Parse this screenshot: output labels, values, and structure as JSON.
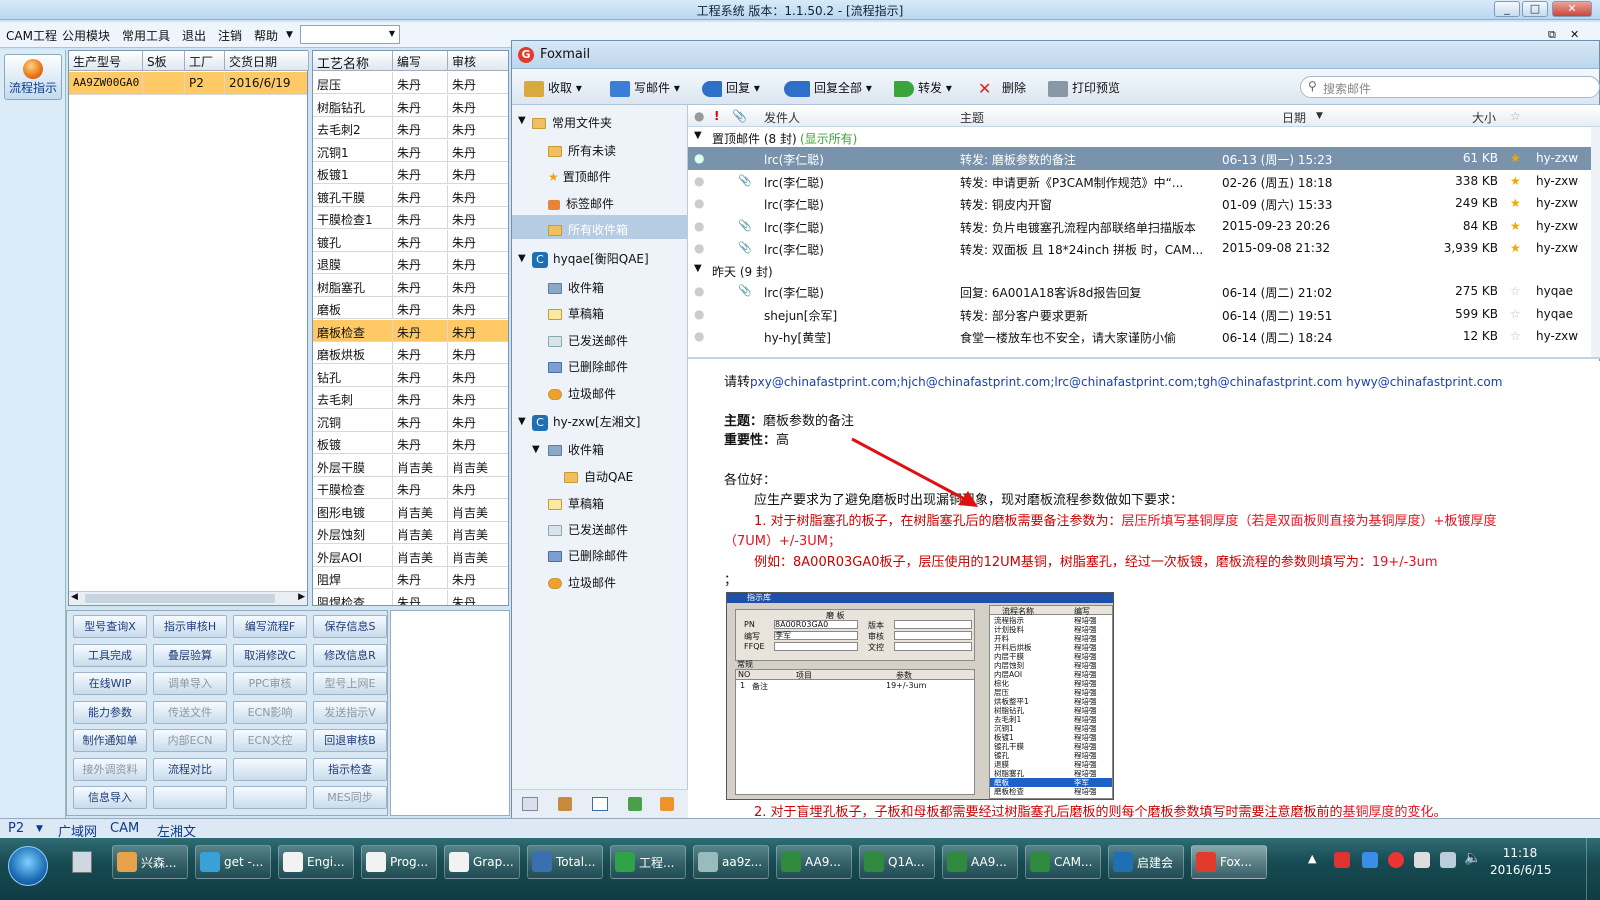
{
  "window": {
    "title": "工程系统   版本：1.1.50.2 - [流程指示]"
  },
  "menu": {
    "items": [
      "CAM工程",
      "公用模块",
      "常用工具",
      "退出",
      "注销",
      "帮助"
    ],
    "dropdown_value": ""
  },
  "left": {
    "flow_label": "流程指示"
  },
  "left_grid": {
    "headers": [
      "生产型号",
      "S板",
      "工厂",
      "交货日期"
    ],
    "rows": [
      [
        "AA9ZW00GA0",
        "",
        "P2",
        "2016/6/19"
      ]
    ]
  },
  "process_grid": {
    "headers": [
      "工艺名称",
      "编写",
      "审核"
    ],
    "selected_index": 11,
    "rows": [
      [
        "层压",
        "朱丹",
        "朱丹"
      ],
      [
        "树脂钻孔",
        "朱丹",
        "朱丹"
      ],
      [
        "去毛刺2",
        "朱丹",
        "朱丹"
      ],
      [
        "沉铜1",
        "朱丹",
        "朱丹"
      ],
      [
        "板镀1",
        "朱丹",
        "朱丹"
      ],
      [
        "镀孔干膜",
        "朱丹",
        "朱丹"
      ],
      [
        "干膜检查1",
        "朱丹",
        "朱丹"
      ],
      [
        "镀孔",
        "朱丹",
        "朱丹"
      ],
      [
        "退膜",
        "朱丹",
        "朱丹"
      ],
      [
        "树脂塞孔",
        "朱丹",
        "朱丹"
      ],
      [
        "磨板",
        "朱丹",
        "朱丹"
      ],
      [
        "磨板检查",
        "朱丹",
        "朱丹"
      ],
      [
        "磨板烘板",
        "朱丹",
        "朱丹"
      ],
      [
        "钻孔",
        "朱丹",
        "朱丹"
      ],
      [
        "去毛刺",
        "朱丹",
        "朱丹"
      ],
      [
        "沉铜",
        "朱丹",
        "朱丹"
      ],
      [
        "板镀",
        "朱丹",
        "朱丹"
      ],
      [
        "外层干膜",
        "肖吉美",
        "肖吉美"
      ],
      [
        "干膜检查",
        "朱丹",
        "朱丹"
      ],
      [
        "图形电镀",
        "肖吉美",
        "肖吉美"
      ],
      [
        "外层蚀刻",
        "肖吉美",
        "肖吉美"
      ],
      [
        "外层AOI",
        "肖吉美",
        "肖吉美"
      ],
      [
        "阻焊",
        "朱丹",
        "朱丹"
      ],
      [
        "阻焊检查",
        "朱丹",
        "朱丹"
      ]
    ]
  },
  "func_buttons": [
    {
      "label": "型号查询X",
      "enabled": true
    },
    {
      "label": "指示审核H",
      "enabled": true
    },
    {
      "label": "编写流程F",
      "enabled": true
    },
    {
      "label": "保存信息S",
      "enabled": true
    },
    {
      "label": "工具完成",
      "enabled": true
    },
    {
      "label": "叠层验算",
      "enabled": true
    },
    {
      "label": "取消修改C",
      "enabled": true
    },
    {
      "label": "修改信息R",
      "enabled": true
    },
    {
      "label": "在线WIP",
      "enabled": true
    },
    {
      "label": "调单导入",
      "enabled": false
    },
    {
      "label": "PPC审核",
      "enabled": false
    },
    {
      "label": "型号上网E",
      "enabled": false
    },
    {
      "label": "能力参数",
      "enabled": true
    },
    {
      "label": "传送文件",
      "enabled": false
    },
    {
      "label": "ECN影响",
      "enabled": false
    },
    {
      "label": "发送指示V",
      "enabled": false
    },
    {
      "label": "制作通知单",
      "enabled": true
    },
    {
      "label": "内部ECN",
      "enabled": false
    },
    {
      "label": "ECN文控",
      "enabled": false
    },
    {
      "label": "回退审核B",
      "enabled": true
    },
    {
      "label": "接外调资料",
      "enabled": false
    },
    {
      "label": "流程对比",
      "enabled": true
    },
    {
      "label": "",
      "enabled": true
    },
    {
      "label": "指示检查",
      "enabled": true
    },
    {
      "label": "信息导入",
      "enabled": true
    },
    {
      "label": "",
      "enabled": true
    },
    {
      "label": "",
      "enabled": true
    },
    {
      "label": "MES同步",
      "enabled": false
    }
  ],
  "statusbar": {
    "factory": "P2",
    "items": [
      "广域网",
      "CAM",
      "左湘文"
    ]
  },
  "foxmail": {
    "title": "Foxmail",
    "toolbar": [
      "收取",
      "写邮件",
      "回复",
      "回复全部",
      "转发",
      "删除",
      "打印预览"
    ],
    "search_placeholder": "搜索邮件",
    "nav": {
      "common_header": "常用文件夹",
      "common": [
        "所有未读",
        "置顶邮件",
        "标签邮件",
        "所有收件箱"
      ],
      "account1": "hyqae[衡阳QAE]",
      "account1_folders": [
        "收件箱",
        "草稿箱",
        "已发送邮件",
        "已删除邮件",
        "垃圾邮件"
      ],
      "account2": "hy-zxw[左湘文]",
      "account2_inbox": "收件箱",
      "account2_sub": "自动QAE",
      "account2_folders": [
        "草稿箱",
        "已发送邮件",
        "已删除邮件",
        "垃圾邮件"
      ]
    },
    "list_headers": {
      "sender": "发件人",
      "subject": "主题",
      "date": "日期",
      "size": "大小"
    },
    "group_pinned": "置顶邮件 (8 封)",
    "group_pinned_link": "(显示所有)",
    "group_yesterday": "昨天 (9 封)",
    "pinned": [
      {
        "sender": "lrc(李仁聪)",
        "subject": "转发: 磨板参数的备注",
        "date": "06-13 (周一) 15:23",
        "size": "61 KB",
        "account": "hy-zxw",
        "attach": false
      },
      {
        "sender": "lrc(李仁聪)",
        "subject": "转发: 申请更新《P3CAM制作规范》中“...",
        "date": "02-26 (周五) 18:18",
        "size": "338 KB",
        "account": "hy-zxw",
        "attach": true
      },
      {
        "sender": "lrc(李仁聪)",
        "subject": "转发: 铜皮内开窗",
        "date": "01-09 (周六) 15:33",
        "size": "249 KB",
        "account": "hy-zxw",
        "attach": false
      },
      {
        "sender": "lrc(李仁聪)",
        "subject": "转发: 负片电镀塞孔流程内部联络单扫描版本",
        "date": "2015-09-23 20:26",
        "size": "84 KB",
        "account": "hy-zxw",
        "attach": true
      },
      {
        "sender": "lrc(李仁聪)",
        "subject": "转发: 双面板 且 18*24inch 拼板 时，CAM...",
        "date": "2015-09-08 21:32",
        "size": "3,939 KB",
        "account": "hy-zxw",
        "attach": true
      }
    ],
    "yesterday": [
      {
        "sender": "lrc(李仁聪)",
        "subject": "回复: 6A001A18客诉8d报告回复",
        "date": "06-14 (周二) 21:02",
        "size": "275 KB",
        "account": "hyqae",
        "attach": true
      },
      {
        "sender": "shejun[佘军]",
        "subject": "转发: 部分客户要求更新",
        "date": "06-14 (周二) 19:51",
        "size": "599 KB",
        "account": "hyqae",
        "attach": false
      },
      {
        "sender": "hy-hy[黄莹]",
        "subject": "食堂一楼放车也不安全，请大家谨防小偷",
        "date": "06-14 (周二) 18:24",
        "size": "12 KB",
        "account": "hy-zxw",
        "attach": false
      }
    ],
    "reading": {
      "forward_prefix": "请转",
      "forward_emails": "pxy@chinafastprint.com;hjch@chinafastprint.com;lrc@chinafastprint.com;tgh@chinafastprint.com hywy@chinafastprint.com",
      "subject_label": "主题：",
      "subject": "磨板参数的备注",
      "importance_label": "重要性：",
      "importance": "高",
      "greeting": "各位好：",
      "intro": "应生产要求为了避免磨板时出现漏铜现象，现对磨板流程参数做如下要求：",
      "item1_prefix": "1.   对于树脂塞孔的板子，在树脂塞孔后的磨板需要备注参数为：",
      "item1_red": "层压所填写基铜厚度（若是双面板则直接为基铜厚度）+板镀厚度",
      "item1_red2": "（7UM）+/-3UM；",
      "example_prefix": "例如：",
      "example_blue": "8A00R03GA0",
      "example_mid": "板子，层压使用的",
      "example_blue2": "12UM",
      "example_mid2": "基铜，树脂塞孔，经过一次板镀，磨板流程的参数则填写为：",
      "example_red": "19+/-3um",
      "semicolon": "；",
      "item2_prefix": "2.  对于盲埋孔板子，子板和母板都需要经过树脂塞孔后磨板的则每个磨板参数填写时需要注意磨板前的",
      "item2_red": "基铜厚度的变化",
      "item2_suffix": "。",
      "shot": {
        "title": "指示库",
        "panel": "磨 板",
        "pn_label": "PN",
        "pn_value": "8A00R03GA0",
        "version_label": "版本",
        "writer_label": "编写",
        "writer_value": "李军",
        "review_label": "审核",
        "ffqe_label": "FFQE",
        "doc_label": "文控",
        "tab": "常规",
        "cols": [
          "NO",
          "项目",
          "参数"
        ],
        "row": [
          "1",
          "备注",
          "19+/-3um"
        ],
        "flow_header": [
          "流程名称",
          "编写"
        ],
        "flows": [
          "流程指示",
          "计划投料",
          "开料",
          "开料后烘板",
          "内层干膜",
          "内层蚀刻",
          "内层AOI",
          "棕化",
          "层压",
          "烘板整平1",
          "树脂钻孔",
          "去毛刺1",
          "沉铜1",
          "板镀1",
          "镀孔干膜",
          "镀孔",
          "退膜",
          "树脂塞孔",
          "磨板",
          "磨板检查"
        ],
        "flow_writer": "程培强",
        "flow_selected_writer": "李军"
      }
    }
  },
  "taskbar": {
    "items": [
      "兴森...",
      "get -...",
      "Engi...",
      "Prog...",
      "Grap...",
      "Total...",
      "工程...",
      "aa9z...",
      "AA9...",
      "Q1A...",
      "AA9...",
      "CAM...",
      "启建会",
      "Fox..."
    ],
    "time": "11:18",
    "date": "2016/6/15"
  }
}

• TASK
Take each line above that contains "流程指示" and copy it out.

• RESULT OF THIS TASK
    "title": "工程系统   版本：1.1.50.2 - [流程指示]"
    "flow_label": "流程指示"
          "流程指示",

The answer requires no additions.